| Task to complete |
Reproduce all entries word for word.

(Data items)

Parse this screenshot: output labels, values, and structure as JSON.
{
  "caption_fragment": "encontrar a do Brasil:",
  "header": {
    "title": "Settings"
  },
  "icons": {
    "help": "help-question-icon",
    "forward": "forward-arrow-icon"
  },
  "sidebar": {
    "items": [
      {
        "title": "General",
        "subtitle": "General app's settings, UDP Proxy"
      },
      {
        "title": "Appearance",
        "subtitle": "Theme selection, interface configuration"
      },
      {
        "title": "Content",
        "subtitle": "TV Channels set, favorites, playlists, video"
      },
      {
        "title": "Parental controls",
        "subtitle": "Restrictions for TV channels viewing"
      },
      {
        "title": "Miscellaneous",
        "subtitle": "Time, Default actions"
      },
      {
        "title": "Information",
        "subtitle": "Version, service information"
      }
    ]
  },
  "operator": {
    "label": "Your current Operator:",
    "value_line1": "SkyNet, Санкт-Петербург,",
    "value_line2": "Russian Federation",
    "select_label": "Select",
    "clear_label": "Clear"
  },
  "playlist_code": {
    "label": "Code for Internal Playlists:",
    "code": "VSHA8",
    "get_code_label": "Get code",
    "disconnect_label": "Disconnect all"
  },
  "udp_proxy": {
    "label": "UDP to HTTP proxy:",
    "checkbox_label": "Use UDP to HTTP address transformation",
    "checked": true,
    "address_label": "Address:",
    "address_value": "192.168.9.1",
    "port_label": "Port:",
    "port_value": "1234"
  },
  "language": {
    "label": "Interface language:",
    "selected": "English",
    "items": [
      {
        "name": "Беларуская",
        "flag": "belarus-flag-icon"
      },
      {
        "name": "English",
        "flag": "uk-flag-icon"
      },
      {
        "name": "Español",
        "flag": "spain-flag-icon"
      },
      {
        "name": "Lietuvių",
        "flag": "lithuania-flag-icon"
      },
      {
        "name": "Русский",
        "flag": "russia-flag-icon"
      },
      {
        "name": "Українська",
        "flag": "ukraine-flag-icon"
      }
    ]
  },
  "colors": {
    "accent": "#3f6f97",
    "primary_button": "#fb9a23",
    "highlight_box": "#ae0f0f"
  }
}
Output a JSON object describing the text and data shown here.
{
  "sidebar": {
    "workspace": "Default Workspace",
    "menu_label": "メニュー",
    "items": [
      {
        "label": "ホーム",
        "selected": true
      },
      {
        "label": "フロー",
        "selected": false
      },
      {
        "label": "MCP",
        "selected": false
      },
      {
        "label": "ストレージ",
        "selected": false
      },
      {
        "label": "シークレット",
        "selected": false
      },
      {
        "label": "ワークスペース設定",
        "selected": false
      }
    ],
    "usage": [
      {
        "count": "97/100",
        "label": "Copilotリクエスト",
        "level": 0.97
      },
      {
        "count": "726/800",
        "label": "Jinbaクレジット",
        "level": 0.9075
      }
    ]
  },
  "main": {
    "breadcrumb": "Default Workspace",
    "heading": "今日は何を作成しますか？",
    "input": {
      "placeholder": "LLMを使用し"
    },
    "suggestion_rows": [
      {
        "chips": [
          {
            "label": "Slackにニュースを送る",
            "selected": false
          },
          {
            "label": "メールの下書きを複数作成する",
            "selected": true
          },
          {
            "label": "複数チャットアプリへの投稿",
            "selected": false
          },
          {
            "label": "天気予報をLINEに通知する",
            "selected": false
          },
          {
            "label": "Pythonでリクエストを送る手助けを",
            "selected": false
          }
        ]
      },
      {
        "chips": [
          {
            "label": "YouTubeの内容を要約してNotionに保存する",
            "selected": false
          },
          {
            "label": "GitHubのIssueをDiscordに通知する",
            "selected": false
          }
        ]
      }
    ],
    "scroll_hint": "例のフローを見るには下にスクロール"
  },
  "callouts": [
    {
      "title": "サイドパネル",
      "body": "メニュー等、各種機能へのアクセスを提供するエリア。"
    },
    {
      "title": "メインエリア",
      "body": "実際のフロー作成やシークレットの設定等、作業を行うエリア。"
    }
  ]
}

| Response to the task |
Parse this screenshot: output labels, values, and structure as JSON.
{
  "caption_fragment": "encontrar a do Brasil:",
  "header": {
    "title": "Settings"
  },
  "icons": {
    "help": "help-question-icon",
    "forward": "forward-arrow-icon"
  },
  "sidebar": {
    "items": [
      {
        "title": "General",
        "subtitle": "General app's settings, UDP Proxy"
      },
      {
        "title": "Appearance",
        "subtitle": "Theme selection, interface configuration"
      },
      {
        "title": "Content",
        "subtitle": "TV Channels set, favorites, playlists, video"
      },
      {
        "title": "Parental controls",
        "subtitle": "Restrictions for TV channels viewing"
      },
      {
        "title": "Miscellaneous",
        "subtitle": "Time, Default actions"
      },
      {
        "title": "Information",
        "subtitle": "Version, service information"
      }
    ]
  },
  "operator": {
    "label": "Your current Operator:",
    "value_line1": "SkyNet, Санкт-Петербург,",
    "value_line2": "Russian Federation",
    "select_label": "Select",
    "clear_label": "Clear"
  },
  "playlist_code": {
    "label": "Code for Internal Playlists:",
    "code": "VSHA8",
    "get_code_label": "Get code",
    "disconnect_label": "Disconnect all"
  },
  "udp_proxy": {
    "label": "UDP to HTTP proxy:",
    "checkbox_label": "Use UDP to HTTP address transformation",
    "checked": true,
    "address_label": "Address:",
    "address_value": "192.168.9.1",
    "port_label": "Port:",
    "port_value": "1234"
  },
  "language": {
    "label": "Interface language:",
    "selected": "English",
    "items": [
      {
        "name": "Беларуская",
        "flag": "belarus-flag-icon"
      },
      {
        "name": "English",
        "flag": "uk-flag-icon"
      },
      {
        "name": "Español",
        "flag": "spain-flag-icon"
      },
      {
        "name": "Lietuvių",
        "flag": "lithuania-flag-icon"
      },
      {
        "name": "Русский",
        "flag": "russia-flag-icon"
      },
      {
        "name": "Українська",
        "flag": "ukraine-flag-icon"
      }
    ]
  },
  "colors": {
    "accent": "#3f6f97",
    "primary_button": "#fb9a23",
    "highlight_box": "#ae0f0f"
  }
}
Output a JSON object describing the text and data shown here.
{
  "sidebar": {
    "workspace": "Default Workspace",
    "menu_label": "メニュー",
    "items": [
      {
        "label": "ホーム",
        "selected": true
      },
      {
        "label": "フロー",
        "selected": false
      },
      {
        "label": "MCP",
        "selected": false
      },
      {
        "label": "ストレージ",
        "selected": false
      },
      {
        "label": "シークレット",
        "selected": false
      },
      {
        "label": "ワークスペース設定",
        "selected": false
      }
    ],
    "usage": [
      {
        "count": "97/100",
        "label": "Copilotリクエスト",
        "level": 0.97
      },
      {
        "count": "726/800",
        "label": "Jinbaクレジット",
        "level": 0.9075
      }
    ]
  },
  "main": {
    "breadcrumb": "Default Workspace",
    "heading": "今日は何を作成しますか？",
    "input": {
      "placeholder": "LLMを使用し"
    },
    "suggestion_rows": [
      {
        "chips": [
          {
            "label": "Slackにニュースを送る",
            "selected": false
          },
          {
            "label": "メールの下書きを複数作成する",
            "selected": true
          },
          {
            "label": "複数チャットアプリへの投稿",
            "selected": false
          },
          {
            "label": "天気予報をLINEに通知する",
            "selected": false
          },
          {
            "label": "Pythonでリクエストを送る手助けを",
            "selected": false
          }
        ]
      },
      {
        "chips": [
          {
            "label": "YouTubeの内容を要約してNotionに保存する",
            "selected": false
          },
          {
            "label": "GitHubのIssueをDiscordに通知する",
            "selected": false
          }
        ]
      }
    ],
    "scroll_hint": "例のフローを見るには下にスクロール"
  },
  "callouts": [
    {
      "title": "サイドパネル",
      "body": "メニュー等、各種機能へのアクセスを提供するエリア。"
    },
    {
      "title": "メインエリア",
      "body": "実際のフロー作成やシークレットの設定等、作業を行うエリア。"
    }
  ]
}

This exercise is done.